The odor struck me first—there was roadkill nearby. It was on the brushy roadside, a rather sizable dead skunk, its mouth frozen in what appeared to be a vicious snarl.
The dead creature and its frightening facial features were the grotesque part.
The tender part was this: Some passerby, perhaps even the driver who struck the skunk, had swaddled the corpse in a pink baby’s blanket and carefully placed the body well off the roadway.
The blanket was old and tatty, bearing stains indicative of its journey from crib to rag bag. Still, it was probably not a pleasant task, wrapping a skunk that smells no more delightful dead than alive.
So rag-bag blankie or not, the gesture was quite dear.
Maggots found the body anyway, but they had to work a little harder to circumvent the pink shroud and proceed with their dastardly calling.
We see roadside memorials to human lives lost in car wrecks— Styrofoam crosses woven with faded carnations, foil-wrapped pots with desiccated plants, and notes that’ve become illegible due to overnight dampness, the sentiment sincere but the letters runny.

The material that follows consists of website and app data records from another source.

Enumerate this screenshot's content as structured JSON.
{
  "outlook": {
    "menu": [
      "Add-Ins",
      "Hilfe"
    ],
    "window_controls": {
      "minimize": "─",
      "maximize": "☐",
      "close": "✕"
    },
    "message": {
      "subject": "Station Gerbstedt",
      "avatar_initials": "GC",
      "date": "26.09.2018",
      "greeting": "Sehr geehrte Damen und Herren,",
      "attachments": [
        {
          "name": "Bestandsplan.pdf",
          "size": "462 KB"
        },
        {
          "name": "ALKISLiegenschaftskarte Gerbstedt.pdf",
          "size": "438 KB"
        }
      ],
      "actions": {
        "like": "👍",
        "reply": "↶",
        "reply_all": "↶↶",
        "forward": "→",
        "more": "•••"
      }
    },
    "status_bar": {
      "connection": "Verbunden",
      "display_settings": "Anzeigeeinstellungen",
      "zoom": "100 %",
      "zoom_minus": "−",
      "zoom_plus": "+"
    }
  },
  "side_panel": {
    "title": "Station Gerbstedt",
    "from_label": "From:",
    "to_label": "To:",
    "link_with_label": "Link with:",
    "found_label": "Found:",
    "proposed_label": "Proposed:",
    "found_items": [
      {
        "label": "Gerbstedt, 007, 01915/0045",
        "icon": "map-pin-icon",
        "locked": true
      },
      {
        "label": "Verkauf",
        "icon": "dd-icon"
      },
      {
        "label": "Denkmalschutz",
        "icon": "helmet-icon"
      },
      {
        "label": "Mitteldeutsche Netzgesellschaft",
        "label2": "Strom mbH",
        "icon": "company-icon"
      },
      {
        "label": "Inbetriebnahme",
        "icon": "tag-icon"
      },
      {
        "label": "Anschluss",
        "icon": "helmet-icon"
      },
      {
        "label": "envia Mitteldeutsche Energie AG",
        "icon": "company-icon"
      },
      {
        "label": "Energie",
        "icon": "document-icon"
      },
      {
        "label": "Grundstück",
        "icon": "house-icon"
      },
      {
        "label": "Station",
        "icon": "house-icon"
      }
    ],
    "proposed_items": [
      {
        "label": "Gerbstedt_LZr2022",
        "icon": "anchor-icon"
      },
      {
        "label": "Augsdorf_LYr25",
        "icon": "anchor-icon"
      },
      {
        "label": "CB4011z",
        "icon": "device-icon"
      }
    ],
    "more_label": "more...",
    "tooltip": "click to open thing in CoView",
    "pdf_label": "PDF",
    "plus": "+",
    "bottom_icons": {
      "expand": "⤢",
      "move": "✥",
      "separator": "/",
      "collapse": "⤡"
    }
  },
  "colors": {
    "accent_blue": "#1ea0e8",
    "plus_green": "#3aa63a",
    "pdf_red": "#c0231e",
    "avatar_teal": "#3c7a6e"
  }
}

Do animals mourn their lost kin? Ask anyone who has watched a documentary on the close bond between elephants or seen a pet dog sink into a depressive state upon the death of its four-legged housemate.
Holding my nose and studying the still form inside the blanket, I conjured an image of nocturnal mourners resembling in the moonlight a glistening row of piano keys, lined up to pay their respects before rustling off through the chaparral. Perhaps a few would later warn their young about the danger of the World of Wheels that lurks not far from their den and roaming grounds.
Far overhead a familiar form appeared. It was a turkey vulture, unmistakable with its knobby bare head, impressive wingspan and graceful soaring skills. Perhaps it was on a random carrion cruise when it registered the dead skunk—the vulture has outstanding eyesight and sense of smell. But that blanket must have posed a bit of an impediment.
The vulture didn’t shift into an altitude descent. It remained high and wheeling, pondering the upright two-legged being pinching her nose and a potential meal encased in something fuzzy.
When I left, the vulture might have investigated further. Till then, it was comforting to me to know that someone cared about the final rest of a wild creature, providing a jot of “dignity” before various denizens of the natural world got busy at their assigned tasks.
Glasser is a freelance writer of stories about the natural world. Reach her at firstname.lastname@example.org.